Developer has luxury condo plans for $17m Clinton site

March 8th, 2006 by Real Estate Weekly

A former 10,000 s/f parking lot on Tenth Avenue at West 44th Street (602-612 Tenth Avenue), with available air rights from adjacent properties totaling 54,700 buildable square feet, has just traded for $17 million.

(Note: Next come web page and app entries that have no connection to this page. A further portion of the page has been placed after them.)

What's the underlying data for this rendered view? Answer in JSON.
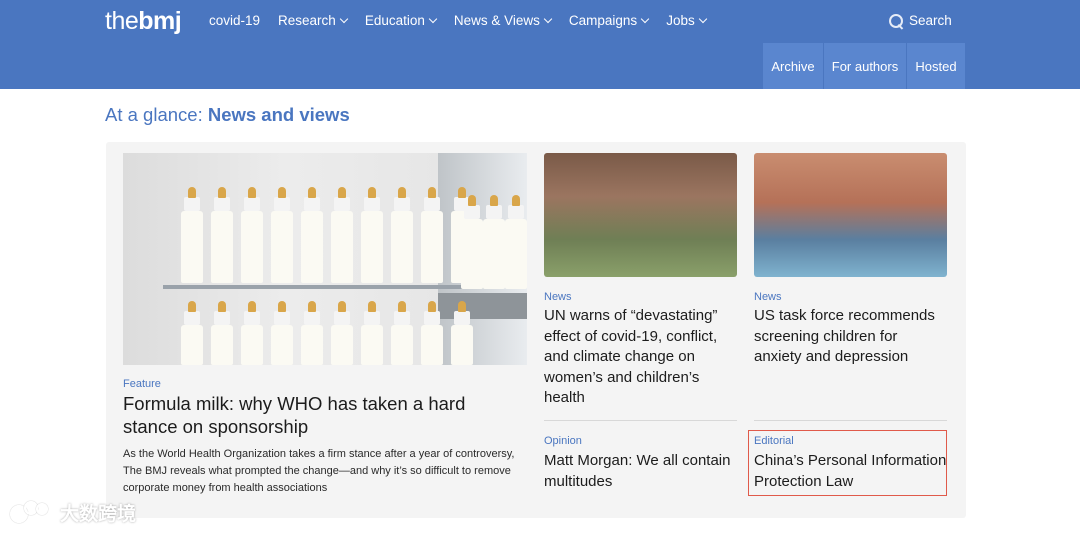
{
  "header": {
    "logo_the": "the",
    "logo_bmj": "bmj",
    "nav": [
      {
        "label": "covid-19",
        "has_dropdown": false
      },
      {
        "label": "Research",
        "has_dropdown": true
      },
      {
        "label": "Education",
        "has_dropdown": true
      },
      {
        "label": "News & Views",
        "has_dropdown": true
      },
      {
        "label": "Campaigns",
        "has_dropdown": true
      },
      {
        "label": "Jobs",
        "has_dropdown": true
      }
    ],
    "search_label": "Search",
    "subnav": [
      "Archive",
      "For authors",
      "Hosted"
    ]
  },
  "section": {
    "prefix": "At a glance: ",
    "title": "News and views"
  },
  "feature": {
    "label": "Feature",
    "title": "Formula milk: why WHO has taken a hard stance on sponsorship",
    "description": "As the World Health Organization takes a firm stance after a year of controversy, The BMJ reveals what prompted the change—and why it’s so difficult to remove corporate money from health associations"
  },
  "cards": [
    {
      "label": "News",
      "title": "UN warns of “devastating” effect of covid-19, conflict, and climate change on women’s and children’s health"
    },
    {
      "label": "News",
      "title": "US task force recommends screening children for anxiety and depression"
    },
    {
      "label": "Opinion",
      "title": "Matt Morgan: We all contain multitudes"
    },
    {
      "label": "Editorial",
      "title": "China’s Personal Information Protection Law"
    }
  ],
  "watermark": "大数跨境",
  "colors": {
    "brand_blue": "#4a76c0",
    "subnav_blue": "#5a86cf",
    "highlight_red": "#e05a4a"
  }
}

Eastern Consolidated’s Aliza Avital, associate broker, represented the seller, Alfred Caiola, of B & L Management, in the transaction, while Eastern’s Marcia Rose Yawitz, senior director, procured the purchaser, a Great Neck Long Island development company. “This is a stellar site that fetched an excellent market price in the burgeoning Clinton neighborhood of Manhattan,” said Ms. Yawitz. “Known formerly as Hell’s Kitchen, Clinton is becoming a sought-after West side residential enclave, south of Lincoln Center, close to trendy Ninth Avenue, which is dotted with a plethora of ethnic restaurants and boutiques. The walk-up tenements are rapidly being replaced by luxury properties, such as the nine-story, 58-unit condominium my client intends to build on this site.” Amenities at the new condo will include: 24-hour doorman and concierge; computerized keyless access control; video surveillance system; fitness center; landscaped outdoor space; private rooftop cabanas; bike and private storage in basement; custom imported hardwood cabinets; Miele appliances, and Kohler kitchen andbath fixtures. According to Ms. Avital, “After a long-term hold, my client was ready to take advantage of market fundamentals in selling this site, as development extends westward towards the Hudson.” Attorneys in the transaction were Jerome J. Strelov, Esq, who acted for the seller, and Lance Spodek, Esq. who represented the buyer. COPYRIGHT 2006 Hagedorn Publication COPYRIGHT 2008 Gale, Cengage Learning